• **Excerpts from an interface dataset**:
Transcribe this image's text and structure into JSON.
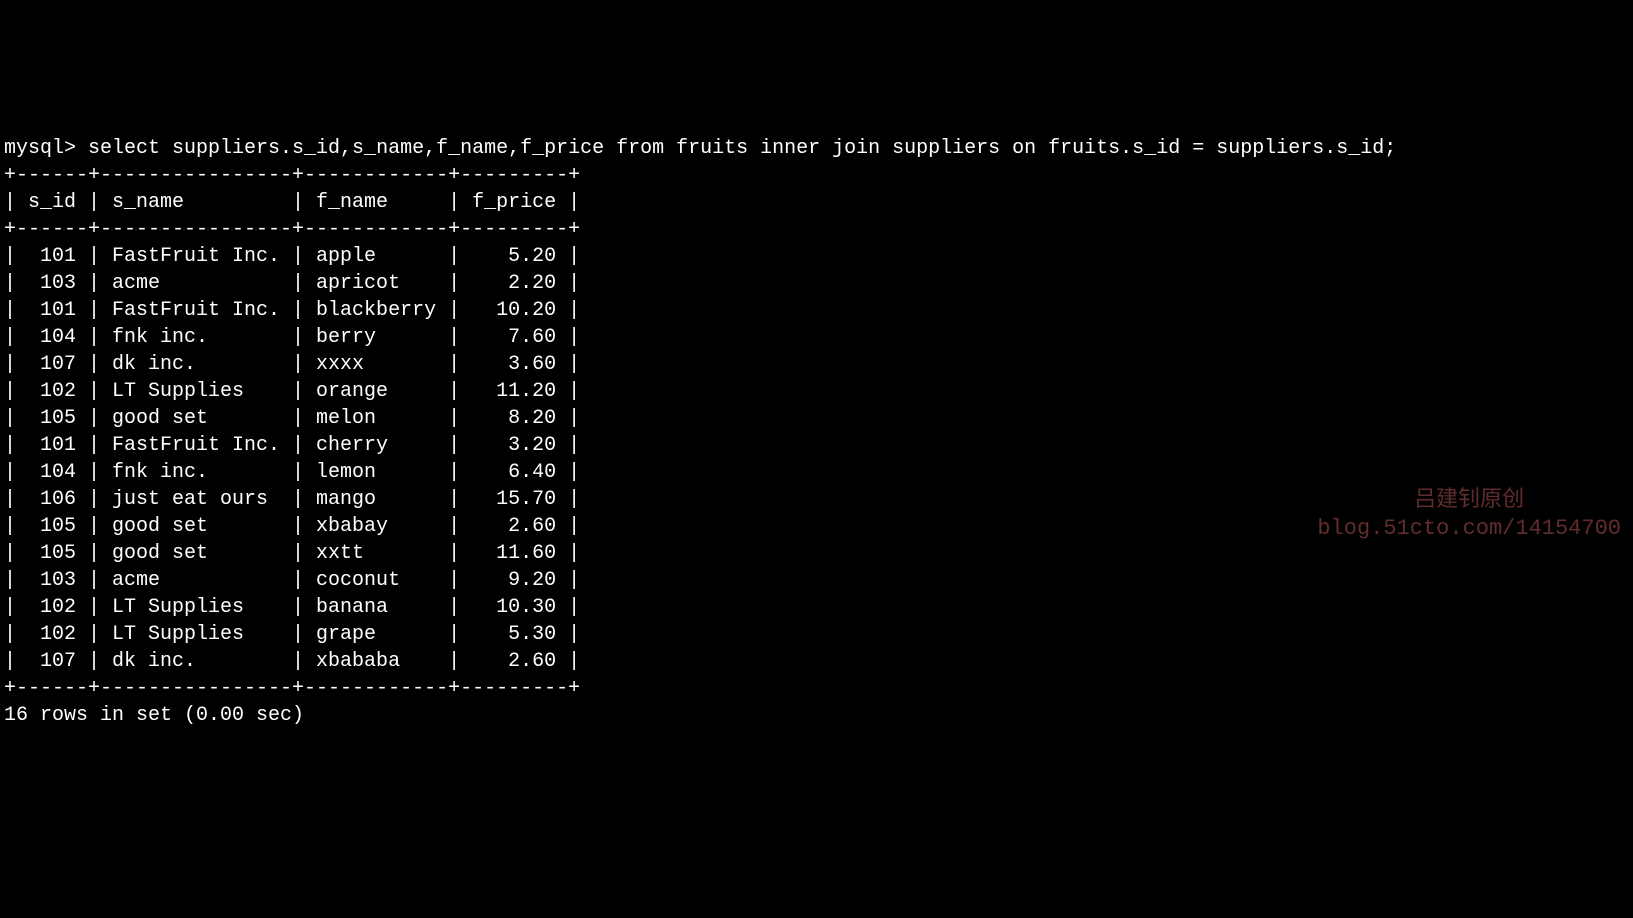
{
  "prompt": "mysql> ",
  "query": "select suppliers.s_id,s_name,f_name,f_price from fruits inner join suppliers on fruits.s_id = suppliers.s_id;",
  "columns": {
    "s_id": {
      "header": "s_id",
      "width": 6,
      "align": "right"
    },
    "s_name": {
      "header": "s_name",
      "width": 16,
      "align": "left"
    },
    "f_name": {
      "header": "f_name",
      "width": 12,
      "align": "left"
    },
    "f_price": {
      "header": "f_price",
      "width": 9,
      "align": "right"
    }
  },
  "rows": [
    {
      "s_id": "101",
      "s_name": "FastFruit Inc.",
      "f_name": "apple",
      "f_price": "5.20"
    },
    {
      "s_id": "103",
      "s_name": "acme",
      "f_name": "apricot",
      "f_price": "2.20"
    },
    {
      "s_id": "101",
      "s_name": "FastFruit Inc.",
      "f_name": "blackberry",
      "f_price": "10.20"
    },
    {
      "s_id": "104",
      "s_name": "fnk inc.",
      "f_name": "berry",
      "f_price": "7.60"
    },
    {
      "s_id": "107",
      "s_name": "dk inc.",
      "f_name": "xxxx",
      "f_price": "3.60"
    },
    {
      "s_id": "102",
      "s_name": "LT Supplies",
      "f_name": "orange",
      "f_price": "11.20"
    },
    {
      "s_id": "105",
      "s_name": "good set",
      "f_name": "melon",
      "f_price": "8.20"
    },
    {
      "s_id": "101",
      "s_name": "FastFruit Inc.",
      "f_name": "cherry",
      "f_price": "3.20"
    },
    {
      "s_id": "104",
      "s_name": "fnk inc.",
      "f_name": "lemon",
      "f_price": "6.40"
    },
    {
      "s_id": "106",
      "s_name": "just eat ours",
      "f_name": "mango",
      "f_price": "15.70"
    },
    {
      "s_id": "105",
      "s_name": "good set",
      "f_name": "xbabay",
      "f_price": "2.60"
    },
    {
      "s_id": "105",
      "s_name": "good set",
      "f_name": "xxtt",
      "f_price": "11.60"
    },
    {
      "s_id": "103",
      "s_name": "acme",
      "f_name": "coconut",
      "f_price": "9.20"
    },
    {
      "s_id": "102",
      "s_name": "LT Supplies",
      "f_name": "banana",
      "f_price": "10.30"
    },
    {
      "s_id": "102",
      "s_name": "LT Supplies",
      "f_name": "grape",
      "f_price": "5.30"
    },
    {
      "s_id": "107",
      "s_name": "dk inc.",
      "f_name": "xbababa",
      "f_price": "2.60"
    }
  ],
  "footer": "16 rows in set (0.00 sec)",
  "watermark": {
    "line1": "吕建钊原创",
    "line2": "blog.51cto.com/14154700"
  }
}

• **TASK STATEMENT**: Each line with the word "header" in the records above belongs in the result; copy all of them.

• **RESULT FOR THIS TASK**:
      "header": "s_id",
      "header": "s_name",
      "header": "f_name",
      "header": "f_price",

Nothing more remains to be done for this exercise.